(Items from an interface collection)
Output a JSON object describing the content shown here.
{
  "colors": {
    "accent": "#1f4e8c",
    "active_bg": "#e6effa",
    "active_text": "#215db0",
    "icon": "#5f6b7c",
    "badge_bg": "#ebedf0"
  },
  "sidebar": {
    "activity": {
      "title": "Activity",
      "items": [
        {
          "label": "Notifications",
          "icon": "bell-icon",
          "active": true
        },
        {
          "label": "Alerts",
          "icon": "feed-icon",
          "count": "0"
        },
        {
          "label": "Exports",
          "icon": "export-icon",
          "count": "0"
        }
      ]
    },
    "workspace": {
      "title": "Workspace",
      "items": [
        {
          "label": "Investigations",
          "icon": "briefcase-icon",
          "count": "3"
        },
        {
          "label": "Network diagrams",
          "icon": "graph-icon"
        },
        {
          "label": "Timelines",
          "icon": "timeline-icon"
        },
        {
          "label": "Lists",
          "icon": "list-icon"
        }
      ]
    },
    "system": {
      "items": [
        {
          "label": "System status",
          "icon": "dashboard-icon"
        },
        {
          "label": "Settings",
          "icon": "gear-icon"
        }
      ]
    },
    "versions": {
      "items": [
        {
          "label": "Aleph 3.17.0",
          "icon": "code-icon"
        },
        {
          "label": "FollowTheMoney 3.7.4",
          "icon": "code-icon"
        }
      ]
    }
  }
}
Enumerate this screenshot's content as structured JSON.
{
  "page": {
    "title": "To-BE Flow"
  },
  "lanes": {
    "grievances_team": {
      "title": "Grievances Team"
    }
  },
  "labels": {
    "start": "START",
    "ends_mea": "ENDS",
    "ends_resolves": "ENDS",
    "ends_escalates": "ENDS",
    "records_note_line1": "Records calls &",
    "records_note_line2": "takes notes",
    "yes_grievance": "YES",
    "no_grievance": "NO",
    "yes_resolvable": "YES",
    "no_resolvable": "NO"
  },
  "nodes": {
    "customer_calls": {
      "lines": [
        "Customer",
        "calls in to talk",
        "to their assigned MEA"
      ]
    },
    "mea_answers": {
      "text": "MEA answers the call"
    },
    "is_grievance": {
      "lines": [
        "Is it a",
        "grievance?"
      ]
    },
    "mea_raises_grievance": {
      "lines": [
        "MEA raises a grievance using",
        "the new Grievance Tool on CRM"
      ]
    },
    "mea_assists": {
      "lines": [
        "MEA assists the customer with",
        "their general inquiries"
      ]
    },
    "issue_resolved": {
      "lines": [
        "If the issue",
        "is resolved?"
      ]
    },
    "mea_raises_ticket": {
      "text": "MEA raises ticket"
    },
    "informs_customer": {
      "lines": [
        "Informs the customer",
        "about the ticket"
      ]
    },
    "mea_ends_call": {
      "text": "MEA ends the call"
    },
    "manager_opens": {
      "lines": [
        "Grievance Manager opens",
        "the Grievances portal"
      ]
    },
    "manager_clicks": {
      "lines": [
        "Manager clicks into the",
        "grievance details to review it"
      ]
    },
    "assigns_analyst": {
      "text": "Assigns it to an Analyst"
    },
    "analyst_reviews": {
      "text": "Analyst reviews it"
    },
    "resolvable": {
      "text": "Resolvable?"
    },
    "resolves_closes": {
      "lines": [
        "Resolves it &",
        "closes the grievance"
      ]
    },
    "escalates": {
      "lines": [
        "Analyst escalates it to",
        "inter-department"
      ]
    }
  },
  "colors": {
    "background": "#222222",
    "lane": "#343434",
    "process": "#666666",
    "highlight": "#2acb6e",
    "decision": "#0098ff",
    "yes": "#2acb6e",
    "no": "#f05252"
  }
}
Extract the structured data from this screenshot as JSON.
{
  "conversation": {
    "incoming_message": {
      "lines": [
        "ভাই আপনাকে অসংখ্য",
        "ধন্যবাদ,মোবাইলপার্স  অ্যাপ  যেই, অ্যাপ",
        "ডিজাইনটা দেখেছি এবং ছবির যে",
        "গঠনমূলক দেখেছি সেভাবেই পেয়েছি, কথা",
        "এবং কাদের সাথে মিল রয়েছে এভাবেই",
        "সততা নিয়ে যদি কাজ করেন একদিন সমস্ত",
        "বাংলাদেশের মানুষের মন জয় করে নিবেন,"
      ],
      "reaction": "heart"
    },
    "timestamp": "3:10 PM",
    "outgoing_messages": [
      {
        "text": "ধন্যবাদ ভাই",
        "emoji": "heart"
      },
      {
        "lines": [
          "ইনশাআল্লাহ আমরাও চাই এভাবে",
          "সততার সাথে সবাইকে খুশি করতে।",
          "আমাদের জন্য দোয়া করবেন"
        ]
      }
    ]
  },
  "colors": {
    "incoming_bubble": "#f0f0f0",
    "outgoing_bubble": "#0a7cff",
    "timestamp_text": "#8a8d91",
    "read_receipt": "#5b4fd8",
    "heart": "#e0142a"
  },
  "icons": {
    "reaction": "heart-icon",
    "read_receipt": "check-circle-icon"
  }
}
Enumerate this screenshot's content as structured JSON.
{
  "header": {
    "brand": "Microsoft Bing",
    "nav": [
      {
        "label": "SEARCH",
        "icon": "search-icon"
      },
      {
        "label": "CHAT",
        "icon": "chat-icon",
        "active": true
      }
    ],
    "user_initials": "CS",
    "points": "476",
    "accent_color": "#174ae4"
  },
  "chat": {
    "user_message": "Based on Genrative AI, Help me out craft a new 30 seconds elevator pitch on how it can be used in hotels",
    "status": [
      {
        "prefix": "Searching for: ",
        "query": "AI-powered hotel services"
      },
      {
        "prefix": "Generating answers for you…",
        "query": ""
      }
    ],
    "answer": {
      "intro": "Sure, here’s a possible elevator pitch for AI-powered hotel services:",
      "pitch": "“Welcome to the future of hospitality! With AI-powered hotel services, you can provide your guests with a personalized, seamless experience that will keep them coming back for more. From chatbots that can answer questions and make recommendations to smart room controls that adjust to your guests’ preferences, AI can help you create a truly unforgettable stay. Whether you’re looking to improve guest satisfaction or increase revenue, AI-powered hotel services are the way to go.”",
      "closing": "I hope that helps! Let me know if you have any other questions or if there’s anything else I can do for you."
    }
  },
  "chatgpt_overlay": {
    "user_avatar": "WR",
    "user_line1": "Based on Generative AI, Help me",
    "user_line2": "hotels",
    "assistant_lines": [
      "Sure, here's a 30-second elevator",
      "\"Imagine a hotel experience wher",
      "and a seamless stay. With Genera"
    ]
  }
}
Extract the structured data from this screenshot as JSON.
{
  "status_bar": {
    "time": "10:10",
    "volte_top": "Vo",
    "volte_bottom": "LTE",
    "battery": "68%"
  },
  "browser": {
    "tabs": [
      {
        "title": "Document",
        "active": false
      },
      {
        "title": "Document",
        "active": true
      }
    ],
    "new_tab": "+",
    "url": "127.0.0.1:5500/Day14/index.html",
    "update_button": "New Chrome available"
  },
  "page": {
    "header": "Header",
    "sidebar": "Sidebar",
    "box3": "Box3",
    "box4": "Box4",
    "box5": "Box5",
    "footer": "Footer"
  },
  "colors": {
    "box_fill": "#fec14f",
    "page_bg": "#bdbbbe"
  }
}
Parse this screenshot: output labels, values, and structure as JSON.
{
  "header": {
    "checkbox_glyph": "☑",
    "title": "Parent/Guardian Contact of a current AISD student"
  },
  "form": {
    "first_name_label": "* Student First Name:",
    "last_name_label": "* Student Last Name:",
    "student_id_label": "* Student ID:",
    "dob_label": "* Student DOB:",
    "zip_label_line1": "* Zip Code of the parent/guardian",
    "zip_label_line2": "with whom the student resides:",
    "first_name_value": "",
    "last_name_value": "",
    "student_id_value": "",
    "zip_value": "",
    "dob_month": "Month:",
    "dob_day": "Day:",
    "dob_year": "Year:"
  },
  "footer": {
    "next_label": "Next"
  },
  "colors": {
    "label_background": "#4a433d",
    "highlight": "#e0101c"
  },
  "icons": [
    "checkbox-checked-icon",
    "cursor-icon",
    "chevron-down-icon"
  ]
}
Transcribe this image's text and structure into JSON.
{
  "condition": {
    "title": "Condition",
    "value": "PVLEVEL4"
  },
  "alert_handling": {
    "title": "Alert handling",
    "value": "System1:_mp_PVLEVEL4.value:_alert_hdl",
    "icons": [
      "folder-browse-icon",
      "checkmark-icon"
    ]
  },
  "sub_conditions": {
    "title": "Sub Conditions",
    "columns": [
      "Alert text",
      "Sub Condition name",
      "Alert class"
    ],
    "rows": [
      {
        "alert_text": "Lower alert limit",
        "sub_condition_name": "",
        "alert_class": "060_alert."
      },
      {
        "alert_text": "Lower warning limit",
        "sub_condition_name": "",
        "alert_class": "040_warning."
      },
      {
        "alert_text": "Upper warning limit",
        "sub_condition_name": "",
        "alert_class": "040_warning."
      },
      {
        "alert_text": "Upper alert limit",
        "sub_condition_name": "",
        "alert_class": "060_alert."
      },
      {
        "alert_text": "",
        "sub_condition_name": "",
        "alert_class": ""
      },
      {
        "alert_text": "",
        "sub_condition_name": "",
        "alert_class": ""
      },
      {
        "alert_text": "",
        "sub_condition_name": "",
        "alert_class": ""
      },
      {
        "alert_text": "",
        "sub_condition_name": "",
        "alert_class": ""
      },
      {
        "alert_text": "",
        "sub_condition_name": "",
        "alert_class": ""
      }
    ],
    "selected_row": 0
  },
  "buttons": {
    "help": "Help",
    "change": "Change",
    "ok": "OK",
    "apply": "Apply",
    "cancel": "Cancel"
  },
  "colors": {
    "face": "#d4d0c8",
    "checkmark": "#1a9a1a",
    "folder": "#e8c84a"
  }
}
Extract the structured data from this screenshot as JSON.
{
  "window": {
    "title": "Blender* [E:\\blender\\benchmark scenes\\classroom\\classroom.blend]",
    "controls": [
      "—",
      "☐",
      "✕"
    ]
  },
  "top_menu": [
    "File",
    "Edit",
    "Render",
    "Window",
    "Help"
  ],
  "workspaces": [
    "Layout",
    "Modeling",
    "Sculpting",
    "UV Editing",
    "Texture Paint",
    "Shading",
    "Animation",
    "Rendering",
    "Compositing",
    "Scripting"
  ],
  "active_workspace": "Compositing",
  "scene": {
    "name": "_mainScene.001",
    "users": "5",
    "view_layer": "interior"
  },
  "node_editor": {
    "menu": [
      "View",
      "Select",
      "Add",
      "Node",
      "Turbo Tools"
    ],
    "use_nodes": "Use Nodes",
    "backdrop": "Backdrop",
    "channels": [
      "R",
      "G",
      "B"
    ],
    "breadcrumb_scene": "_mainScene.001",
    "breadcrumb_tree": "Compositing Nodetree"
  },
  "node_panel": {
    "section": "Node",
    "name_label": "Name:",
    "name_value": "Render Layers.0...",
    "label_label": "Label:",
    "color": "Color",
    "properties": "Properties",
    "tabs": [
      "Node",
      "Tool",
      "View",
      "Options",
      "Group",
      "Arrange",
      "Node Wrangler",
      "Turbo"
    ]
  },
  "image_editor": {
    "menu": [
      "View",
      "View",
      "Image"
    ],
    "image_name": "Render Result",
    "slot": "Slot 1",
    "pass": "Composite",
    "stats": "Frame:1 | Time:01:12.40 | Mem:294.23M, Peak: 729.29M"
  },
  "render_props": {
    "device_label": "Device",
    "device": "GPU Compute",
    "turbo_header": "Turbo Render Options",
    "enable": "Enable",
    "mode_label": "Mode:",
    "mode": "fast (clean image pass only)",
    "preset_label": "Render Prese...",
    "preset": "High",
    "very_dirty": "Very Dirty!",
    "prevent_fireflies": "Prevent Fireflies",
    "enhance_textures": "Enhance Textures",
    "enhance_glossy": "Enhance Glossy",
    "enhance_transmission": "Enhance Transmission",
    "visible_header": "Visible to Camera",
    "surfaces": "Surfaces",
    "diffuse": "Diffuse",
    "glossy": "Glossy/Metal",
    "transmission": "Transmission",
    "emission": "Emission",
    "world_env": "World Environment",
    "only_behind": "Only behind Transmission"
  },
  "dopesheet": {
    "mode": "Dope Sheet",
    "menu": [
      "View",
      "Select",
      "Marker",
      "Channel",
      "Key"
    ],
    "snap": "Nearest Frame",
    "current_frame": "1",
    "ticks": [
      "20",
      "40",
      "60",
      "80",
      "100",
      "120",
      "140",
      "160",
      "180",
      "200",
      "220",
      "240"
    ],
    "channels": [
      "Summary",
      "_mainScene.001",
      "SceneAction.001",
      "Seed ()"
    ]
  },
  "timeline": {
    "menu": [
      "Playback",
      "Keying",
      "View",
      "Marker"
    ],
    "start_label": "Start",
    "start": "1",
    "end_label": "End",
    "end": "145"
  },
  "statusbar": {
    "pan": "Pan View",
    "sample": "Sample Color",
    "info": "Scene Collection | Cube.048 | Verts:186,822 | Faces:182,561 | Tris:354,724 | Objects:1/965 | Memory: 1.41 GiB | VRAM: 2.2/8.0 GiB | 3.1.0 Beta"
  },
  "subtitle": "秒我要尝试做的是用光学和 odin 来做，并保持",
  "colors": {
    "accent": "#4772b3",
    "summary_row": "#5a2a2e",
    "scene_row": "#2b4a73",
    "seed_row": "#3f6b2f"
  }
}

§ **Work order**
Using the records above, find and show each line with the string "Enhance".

§ **Written solution**
    "enhance_textures": "Enhance Textures",
    "enhance_glossy": "Enhance Glossy",
    "enhance_transmission": "Enhance Transmission",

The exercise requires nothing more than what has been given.